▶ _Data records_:

# # # # # # #

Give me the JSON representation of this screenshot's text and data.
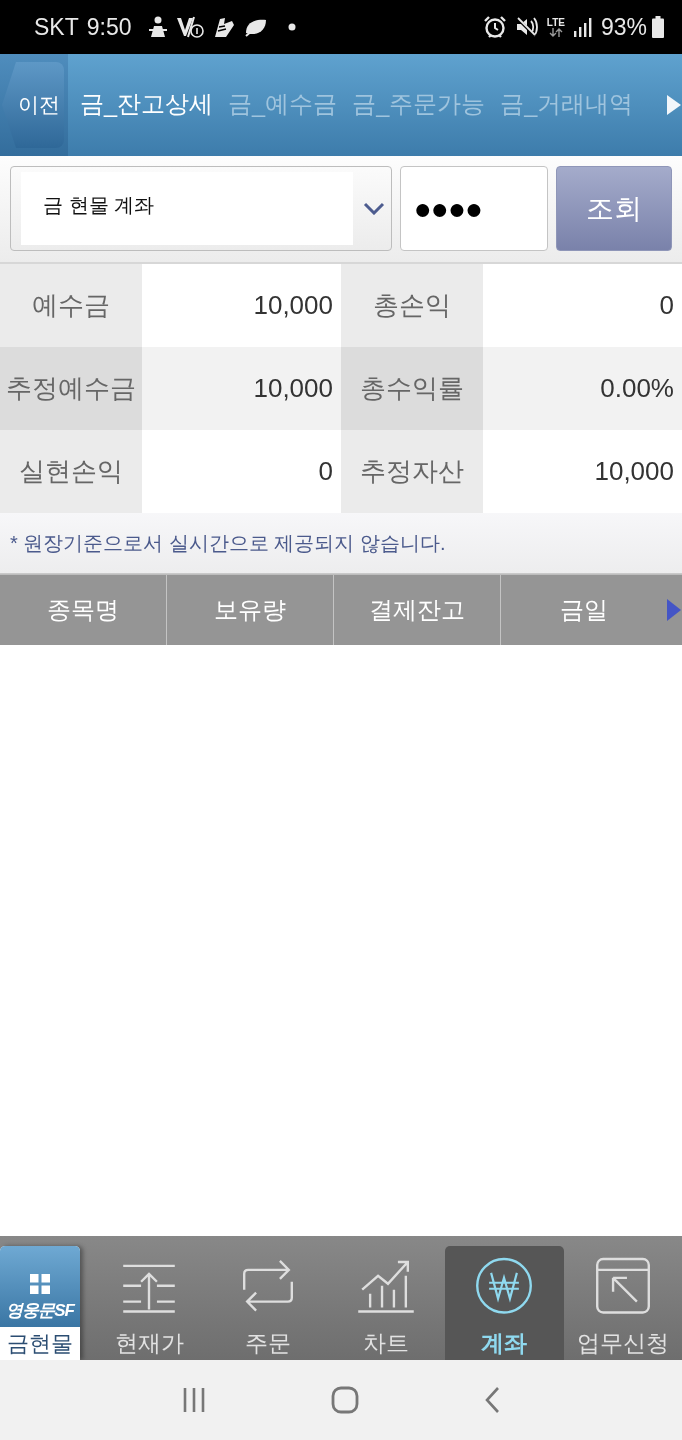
{
  "status_bar": {
    "carrier": "SKT",
    "time": "9:50",
    "network": "LTE",
    "battery": "93%"
  },
  "header": {
    "back_button": "이전",
    "tabs": [
      {
        "label": "금_잔고상세",
        "selected": true
      },
      {
        "label": "금_예수금",
        "selected": false
      },
      {
        "label": "금_주문가능",
        "selected": false
      },
      {
        "label": "금_거래내역",
        "selected": false
      }
    ]
  },
  "account": {
    "account_select": "금 현물 계좌",
    "password": "●●●●",
    "query_button": "조회"
  },
  "summary": [
    {
      "label": "예수금",
      "value": "10,000"
    },
    {
      "label": "총손익",
      "value": "0"
    },
    {
      "label": "추정예수금",
      "value": "10,000"
    },
    {
      "label": "총수익률",
      "value": "0.00%"
    },
    {
      "label": "실현손익",
      "value": "0"
    },
    {
      "label": "추정자산",
      "value": "10,000"
    }
  ],
  "note": "* 원장기준으로서 실시간으로 제공되지 않습니다.",
  "table": {
    "columns": [
      "종목명",
      "보유량",
      "결제잔고",
      "금일"
    ]
  },
  "bottom_nav": {
    "app_tile": {
      "logo": "영웅문SF",
      "label": "금현물"
    },
    "items": [
      {
        "label": "현재가",
        "kind": "price",
        "selected": false
      },
      {
        "label": "주문",
        "kind": "order",
        "selected": false
      },
      {
        "label": "차트",
        "kind": "chart",
        "selected": false
      },
      {
        "label": "계좌",
        "kind": "account",
        "selected": true
      },
      {
        "label": "업무신청",
        "kind": "request",
        "selected": false
      }
    ]
  }
}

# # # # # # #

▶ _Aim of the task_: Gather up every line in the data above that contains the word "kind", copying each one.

▶ _Exercise result_:
        "kind": "price",
        "kind": "order",
        "kind": "chart",
        "kind": "account",
        "kind": "request",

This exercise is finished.